And he realized that he was not even unique in his pain and grovelling.
heh

Denise Covey said...

Starting a writing club sounds awesome Michelle. This is a great post for IWSG. Writers are not alone...someone has been through the same pain and joy, but our voice is unique.
Hope the teaching is going well and you did the Malala speech. :)

jamieayres.com said...

Not bad, not bad at all . . . :-)

Carrie-Anne Foster said...

Been blogging for just over two weeks and um ya. Lots and lots and lots of writers. But the best thing, is those writers are so helpful and supportive. I've yet to encounter a 'I am too good to talk to you' person.

Thank you for the tips. Very useful and very true.

Patricia Lynne said...

Good bits of advice. It's something even seasoned writers should remember.

J.L. Campbell said...

You go, Michelle! Good writing advice if you ask me. As writers, we're trapped between thinking we're really special and knowing there are tons of others worse than, as good as or better than us.

Christine Rains said...

Wonderful post!

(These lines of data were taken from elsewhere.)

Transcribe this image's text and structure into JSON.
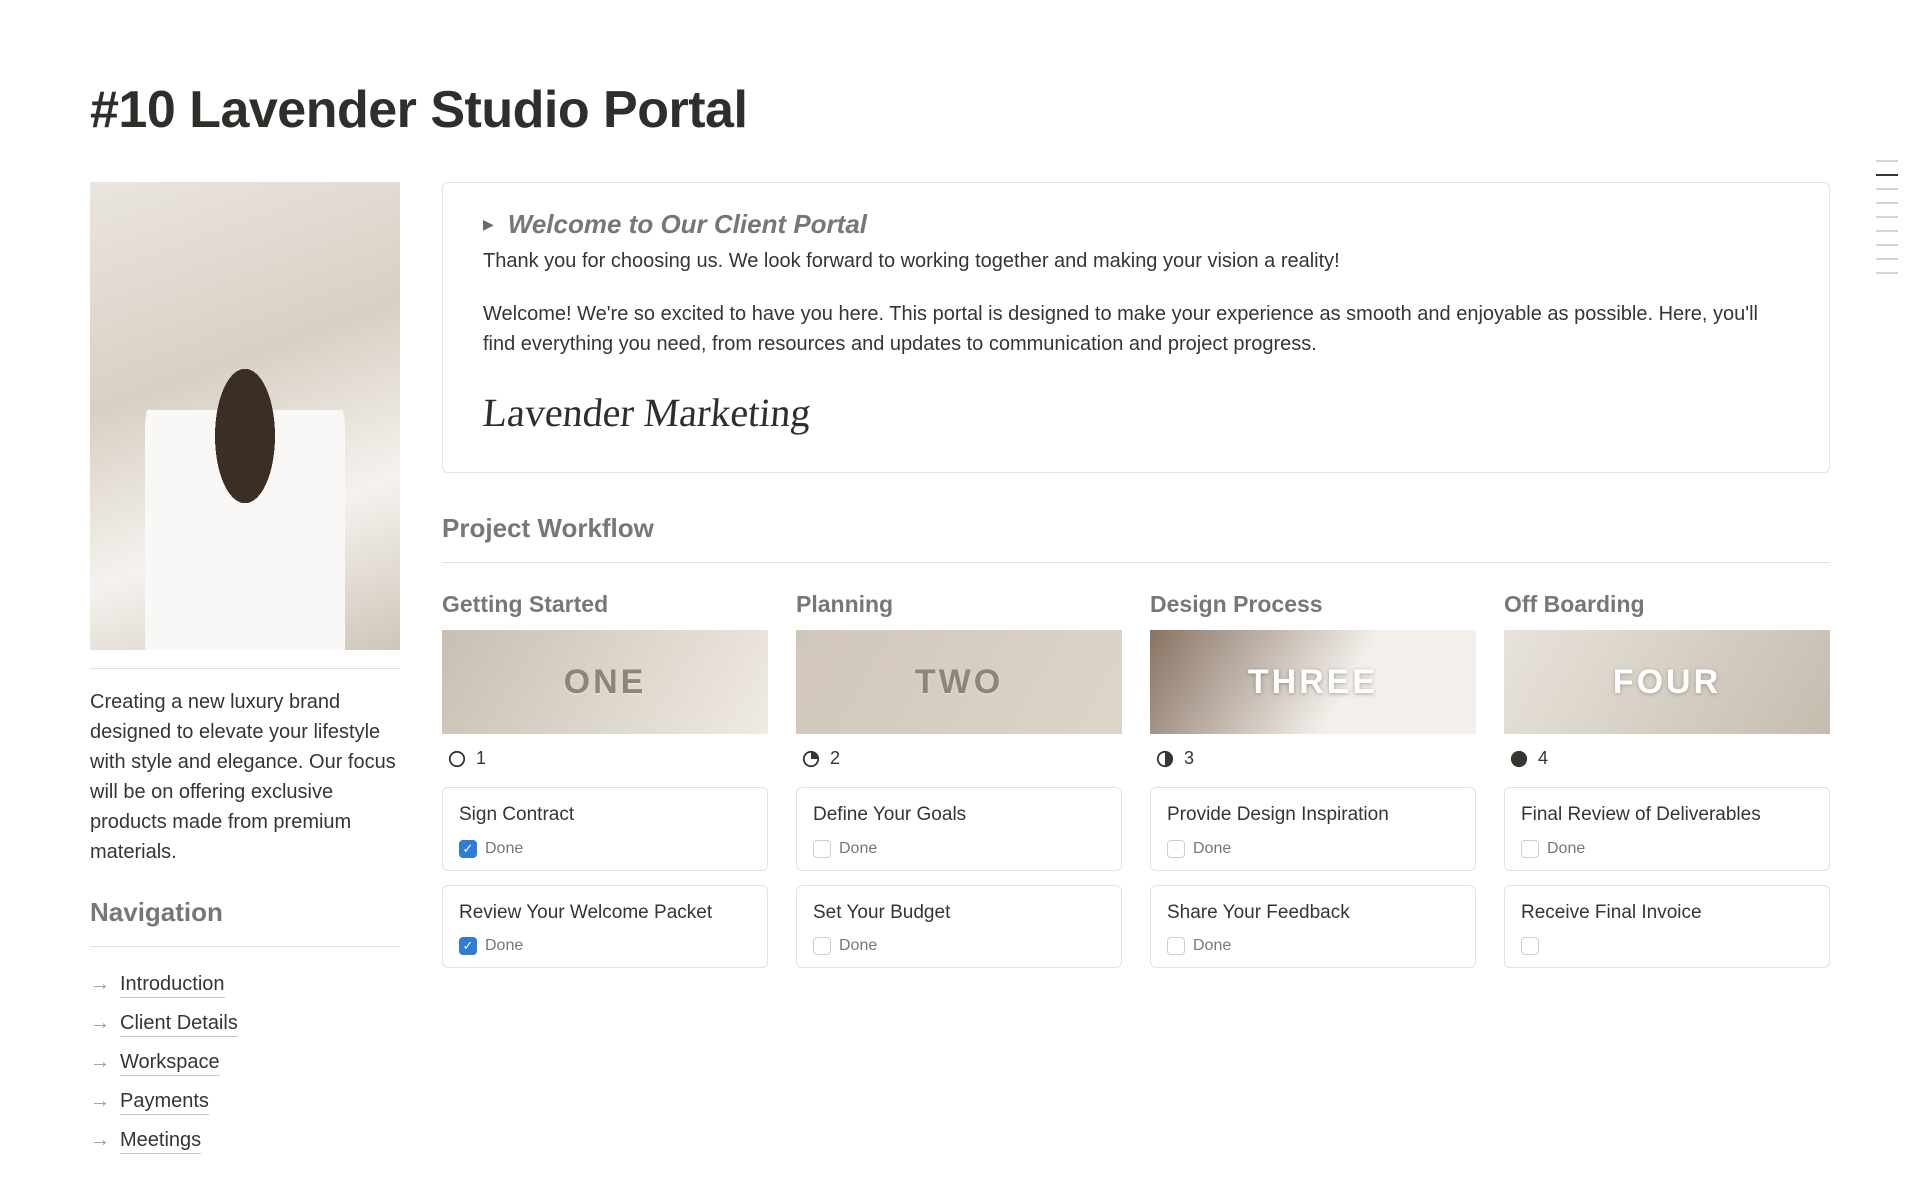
{
  "page": {
    "title": "#10 Lavender Studio Portal"
  },
  "sidebar": {
    "description": "Creating a new luxury brand designed to elevate your lifestyle with style and elegance. Our focus will be on offering exclusive products made from premium materials.",
    "nav_heading": "Navigation",
    "nav_items": [
      {
        "label": "Introduction"
      },
      {
        "label": "Client Details"
      },
      {
        "label": "Workspace"
      },
      {
        "label": "Payments"
      },
      {
        "label": "Meetings"
      }
    ]
  },
  "callout": {
    "title": "Welcome to Our Client Portal",
    "subtitle": "Thank you for choosing us. We look forward to working together and making your vision a reality!",
    "body": "Welcome! We're so excited to have you here. This portal is designed to make your experience as smooth and enjoyable as possible. Here, you'll find everything you need, from resources and updates to communication and project progress.",
    "signature": "Lavender Marketing"
  },
  "workflow": {
    "heading": "Project Workflow",
    "columns": [
      {
        "title": "Getting Started",
        "banner": "ONE",
        "progress_label": "1",
        "progress_fraction": 0,
        "tasks": [
          {
            "title": "Sign Contract",
            "done": true,
            "done_label": "Done"
          },
          {
            "title": "Review Your Welcome Packet",
            "done": true,
            "done_label": "Done"
          }
        ]
      },
      {
        "title": "Planning",
        "banner": "TWO",
        "progress_label": "2",
        "progress_fraction": 0.25,
        "tasks": [
          {
            "title": "Define Your Goals",
            "done": false,
            "done_label": "Done"
          },
          {
            "title": "Set Your Budget",
            "done": false,
            "done_label": "Done"
          }
        ]
      },
      {
        "title": "Design Process",
        "banner": "THREE",
        "progress_label": "3",
        "progress_fraction": 0.5,
        "tasks": [
          {
            "title": "Provide Design Inspiration",
            "done": false,
            "done_label": "Done"
          },
          {
            "title": "Share Your Feedback",
            "done": false,
            "done_label": "Done"
          }
        ]
      },
      {
        "title": "Off Boarding",
        "banner": "FOUR",
        "progress_label": "4",
        "progress_fraction": 1,
        "tasks": [
          {
            "title": "Final Review of Deliverables",
            "done": false,
            "done_label": "Done"
          },
          {
            "title": "Receive Final Invoice",
            "done": false,
            "done_label": ""
          }
        ]
      }
    ]
  }
}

And congrats on your new position as well as the club. :)

Heather Musk said...

Great advice Michelle, it's good to stay grounded in this mad crazy world of writing.

Good luck with the writing club.

Doreen McGettigan said...

Absolutely true on both counts.
Good luck with the writing club (I love mine) and congratulations on the teaching position!

Melissa said...

I'm approaching 2000 followers on Twitter... and the vast majority of those are writers. If that's not a cold dose of reality, I don't know what is.

Great post!
Good luck with your club. :)

Michelle Howard said...

Great advice. I think you had plenty to say :)

Michelle Wallace said...

Alex, grounded works for me... I can do that... (btw, are geniuses grounded individuals LOL)

Susan, I submitted the proposal today.

Rachna, I'll keep my feet planted firmly on the ground.

Pat, you're the essence of uniqueness... no question about that. LOL

C.Lee, I like to think that I'm sensible. When the club takes off, I'm hoping to start with a manageable group.

Andrew, I'm trying to imagine him saying that to his agent... seems weird. LOL

Denise, I'm planning that speech delivery carefully as I want it to be a memorable lesson.

Jamie, thank you.

Carrie-Anne, I'm glad the tips helped you and good luck with the blogging.

Patricia Lynne, so true.

Joy, it's an awkward spot, hey?

Christine, thank you.

Heather, a mad and crazy business, for sure.

Doreen, thank you.

Melissa, that's a LOT of chirping going on... how do you manage it?

scruffy-duck.net said...

Good advice. A lot of writers (well people in general) suffer from 'special snowflake' syndrome. But people are special, and wonderful at the same time.

Debra McKellan said...

This is the best advice ever. haha

And though you've written for a short time, you always have good advice.

Toinette Thomas said...

I love this. It's so honest and encouraging. It helps you face reality without giving up on your dream. Way to go!

Michelle Wallace said...

Michelle Howard, I did have lots to say, after all... LOL

Scruffy-duck, I may have to visit Mr.Google to find out more about "special snowflake" syndrome...

Debra, so glad you like the advice...

Toinette, at heart, I AM a realist... that doesn't always help...